TN 24 (01-17)

GN 02250.303 Subsequent Waiver Request Denial (Res Judicata) Title II

A. Background of res judicata

Res judicata is the rule that once an issue is decided, it does not require SSA to decide on it again. If the “at fault” determination, in the previously denied waiver request is correct, and a beneficiary, or his/her representative, files subsequent waiver requests for the same overpayment, raising no new issues, and providing no new facts or material evidence, we will apply res judicata.

B. When a new waiver determination is not necessary

When applying res judicata to a waiver request, consider the fact that we base overpayment waiver decisions on a beneficiary’s circumstances prior to a waiver determination. You must refer to those same circumstances when you decide if you are going to make a new waiver determination or apply res judicata to a subsequent waiver request. A new waiver determination is not necessary if:

  • The “at fault” determination in the previously denied waiver request agrees with your findings;

  • The requester presents no new issue(s), fact(s), or evidence to reopen and revise the prior determination; or

  • Reopening is not possible under the rules of administrative finality.

NOTE: See GN 02250.385.A for more information on administrative finality.

C. Procedures for applying res judicata to a subsequent Title II waiver request

1. Res judicata applies

If the liable beneficiary or his/her representative files a subsequent waiver request for the same overpayment without providing new and material facts or evidence, deny the request based on res judicata without making a new determination.

  • Notify the beneficiary that the denial decision on the prior waiver request still applies. Use the Document Processing System (DPS) notice, Res Judicata Overpayment Waiver Denial. The notice is located in the DPS General folder.

  • Document your decision on the Remarks (RMRK) screen in the Debt Management System (DMS).

  • After you have issued a res judicata decision on a subsequent overpayment waiver request, the beneficiary or representative may file an appeal. Appeal rights up to an Appeals Council review are limited to whether the issue is the same as that raised in the previous determination.

  • For instructions regarding the reconsideration request, see GN 02250.380.

2. Res judicata does not apply

If the liable beneficiary or his/her representative files a subsequent waiver request for the same overpayment with new and material evidence, res judicata does not apply. Make a determination on the new waiver request in the usual manner, adhering to the rules for reopening final determinations. For policy on reopening of a prior waiver determination, see GN 02250.385 and GN 04001.010 through GN 04001.090. For basic waiver instructions, see GN 02201.021 for field office (FO) staff and GN 02201.023 for payment center (PC) staff.

D. Documenting the subsequent denial to the waiver request

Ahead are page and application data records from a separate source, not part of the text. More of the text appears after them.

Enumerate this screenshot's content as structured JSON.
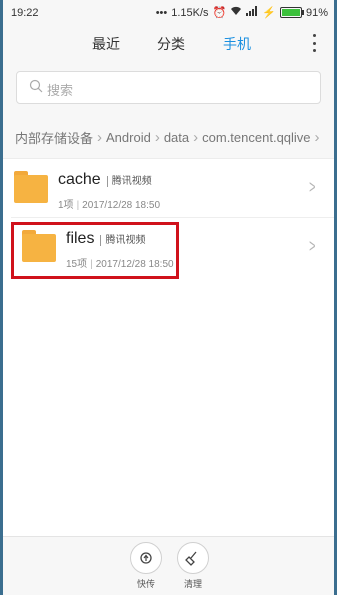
{
  "status_bar": {
    "time": "19:22",
    "speed": "1.15K/s",
    "battery": "91%",
    "battery_level": 0.91
  },
  "tabs": {
    "recent": "最近",
    "category": "分类",
    "phone": "手机"
  },
  "search": {
    "placeholder": "搜索"
  },
  "breadcrumb": {
    "items": [
      "内部存储设备",
      "Android",
      "data",
      "com.tencent.qqlive"
    ]
  },
  "files": [
    {
      "name": "cache",
      "tag": "腾讯视频",
      "count": "1项",
      "date": "2017/12/28 18:50"
    },
    {
      "name": "files",
      "tag": "腾讯视频",
      "count": "15项",
      "date": "2017/12/28 18:50"
    }
  ],
  "bottom_bar": {
    "transfer": "快传",
    "clean": "清理"
  }
}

Denial of waiver under res judicata

  1. Input the waiver denial using the DRWD screen in DMS (see MS DMS 006.004).

  2. Annotate the DMS RMRK screen to document the waiver denial based on res judicata (See MS DMS 009.003).

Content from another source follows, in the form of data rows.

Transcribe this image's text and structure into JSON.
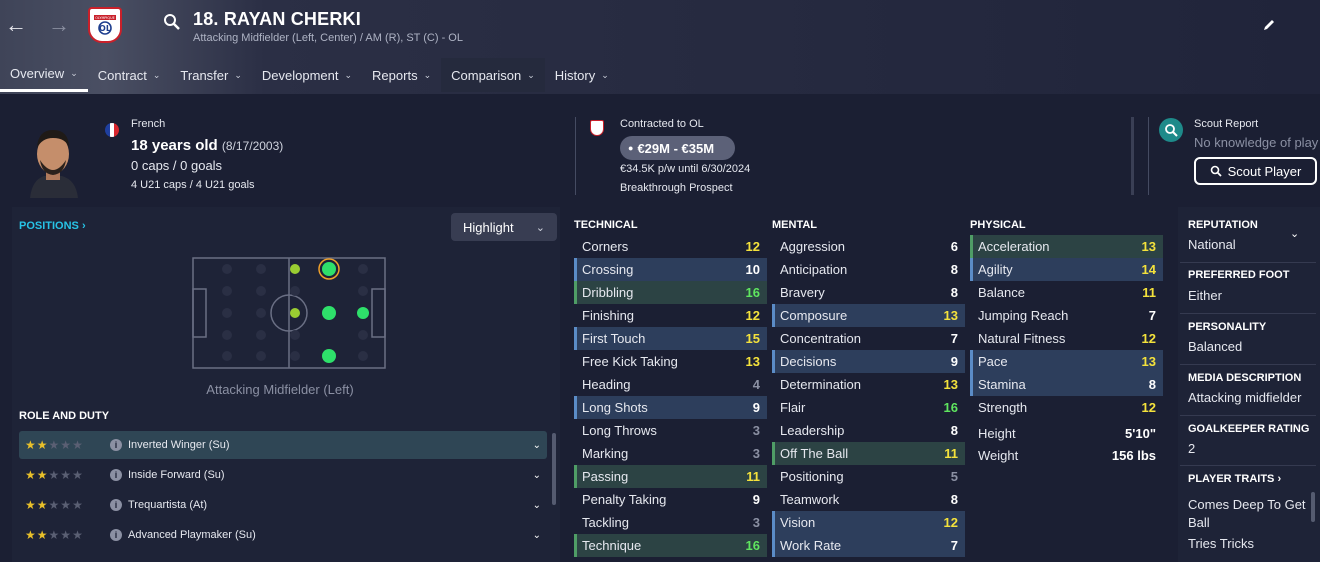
{
  "header": {
    "player_name": "18. RAYAN CHERKI",
    "subtitle": "Attacking Midfielder (Left, Center) / AM (R), ST (C) - OL",
    "club_crest_text": "OLYMPIQUE LYONNAIS",
    "tabs": [
      {
        "label": "Overview"
      },
      {
        "label": "Contract"
      },
      {
        "label": "Transfer"
      },
      {
        "label": "Development"
      },
      {
        "label": "Reports"
      },
      {
        "label": "Comparison"
      },
      {
        "label": "History"
      }
    ]
  },
  "profile": {
    "nationality": "French",
    "age": "18 years old",
    "dob": "(8/17/2003)",
    "caps": "0 caps / 0 goals",
    "u21": "4 U21 caps / 4 U21 goals"
  },
  "contract": {
    "status": "Contracted to OL",
    "value": "€29M - €35M",
    "wage": "€34.5K p/w until 6/30/2024",
    "tag": "Breakthrough Prospect"
  },
  "scout": {
    "label": "Scout Report",
    "knowledge": "No knowledge of play",
    "button": "Scout Player"
  },
  "positions": {
    "label": "POSITIONS",
    "highlight": "Highlight",
    "caption": "Attacking Midfielder (Left)"
  },
  "roles": {
    "label": "ROLE AND DUTY",
    "items": [
      {
        "name": "Inverted Winger (Su)",
        "stars": 2
      },
      {
        "name": "Inside Forward (Su)",
        "stars": 2
      },
      {
        "name": "Trequartista (At)",
        "stars": 2
      },
      {
        "name": "Advanced Playmaker (Su)",
        "stars": 2
      }
    ]
  },
  "attributes": {
    "technical": {
      "label": "TECHNICAL",
      "items": [
        {
          "name": "Corners",
          "value": "12",
          "hl": ""
        },
        {
          "name": "Crossing",
          "value": "10",
          "hl": "blue"
        },
        {
          "name": "Dribbling",
          "value": "16",
          "hl": "green"
        },
        {
          "name": "Finishing",
          "value": "12",
          "hl": ""
        },
        {
          "name": "First Touch",
          "value": "15",
          "hl": "blue"
        },
        {
          "name": "Free Kick Taking",
          "value": "13",
          "hl": ""
        },
        {
          "name": "Heading",
          "value": "4",
          "hl": ""
        },
        {
          "name": "Long Shots",
          "value": "9",
          "hl": "blue"
        },
        {
          "name": "Long Throws",
          "value": "3",
          "hl": ""
        },
        {
          "name": "Marking",
          "value": "3",
          "hl": ""
        },
        {
          "name": "Passing",
          "value": "11",
          "hl": "green"
        },
        {
          "name": "Penalty Taking",
          "value": "9",
          "hl": ""
        },
        {
          "name": "Tackling",
          "value": "3",
          "hl": ""
        },
        {
          "name": "Technique",
          "value": "16",
          "hl": "green"
        }
      ]
    },
    "mental": {
      "label": "MENTAL",
      "items": [
        {
          "name": "Aggression",
          "value": "6",
          "hl": ""
        },
        {
          "name": "Anticipation",
          "value": "8",
          "hl": ""
        },
        {
          "name": "Bravery",
          "value": "8",
          "hl": ""
        },
        {
          "name": "Composure",
          "value": "13",
          "hl": "blue"
        },
        {
          "name": "Concentration",
          "value": "7",
          "hl": ""
        },
        {
          "name": "Decisions",
          "value": "9",
          "hl": "blue"
        },
        {
          "name": "Determination",
          "value": "13",
          "hl": ""
        },
        {
          "name": "Flair",
          "value": "16",
          "hl": ""
        },
        {
          "name": "Leadership",
          "value": "8",
          "hl": ""
        },
        {
          "name": "Off The Ball",
          "value": "11",
          "hl": "green"
        },
        {
          "name": "Positioning",
          "value": "5",
          "hl": ""
        },
        {
          "name": "Teamwork",
          "value": "8",
          "hl": ""
        },
        {
          "name": "Vision",
          "value": "12",
          "hl": "blue"
        },
        {
          "name": "Work Rate",
          "value": "7",
          "hl": "blue"
        }
      ]
    },
    "physical": {
      "label": "PHYSICAL",
      "items": [
        {
          "name": "Acceleration",
          "value": "13",
          "hl": "green"
        },
        {
          "name": "Agility",
          "value": "14",
          "hl": "blue"
        },
        {
          "name": "Balance",
          "value": "11",
          "hl": ""
        },
        {
          "name": "Jumping Reach",
          "value": "7",
          "hl": ""
        },
        {
          "name": "Natural Fitness",
          "value": "12",
          "hl": ""
        },
        {
          "name": "Pace",
          "value": "13",
          "hl": "blue"
        },
        {
          "name": "Stamina",
          "value": "8",
          "hl": "blue"
        },
        {
          "name": "Strength",
          "value": "12",
          "hl": ""
        }
      ],
      "height_label": "Height",
      "height": "5'10\"",
      "weight_label": "Weight",
      "weight": "156 lbs"
    }
  },
  "sidebar": {
    "reputation_label": "REPUTATION",
    "reputation": "National",
    "foot_label": "PREFERRED FOOT",
    "foot": "Either",
    "personality_label": "PERSONALITY",
    "personality": "Balanced",
    "media_label": "MEDIA DESCRIPTION",
    "media": "Attacking midfielder",
    "gk_label": "GOALKEEPER RATING",
    "gk": "2",
    "traits_label": "PLAYER TRAITS",
    "traits": [
      "Comes Deep To Get Ball",
      "Tries Tricks"
    ]
  },
  "colors": {
    "accent": "#27c3e6",
    "star": "#e8c02a",
    "green_val": "#5fe55f",
    "yellow_val": "#f4e23c",
    "pos_natural": "#2ee06a",
    "pos_competent": "#9acd32"
  }
}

E. Examples when res judicata applies and does not apply

1. When res judicata applies

In January 2015, Paula Nichols requested waiver of recovery for her $2,500.00 overpayment. We denied the waiver request because we determined that Paula was at fault in causing the overpayment. Instead of filing an appeal, Paula files a subsequent waiver request on the same overpayment decision without providing new issue(s), fact(s), or evidence. Since Paula submitted no new or material evidence, we deny the waiver based on res judicata. Paula retains the right to appeal only whether the issues and facts are the same as those in the previous waiver request.

2. When res judicata does not apply

Using the example above, if Paula submits new issue(s), fact(s), or evidence when filing a subsequent waiver request, we would not apply res judicata. Instead, we would need to decide if we should make a new waiver determination based on new material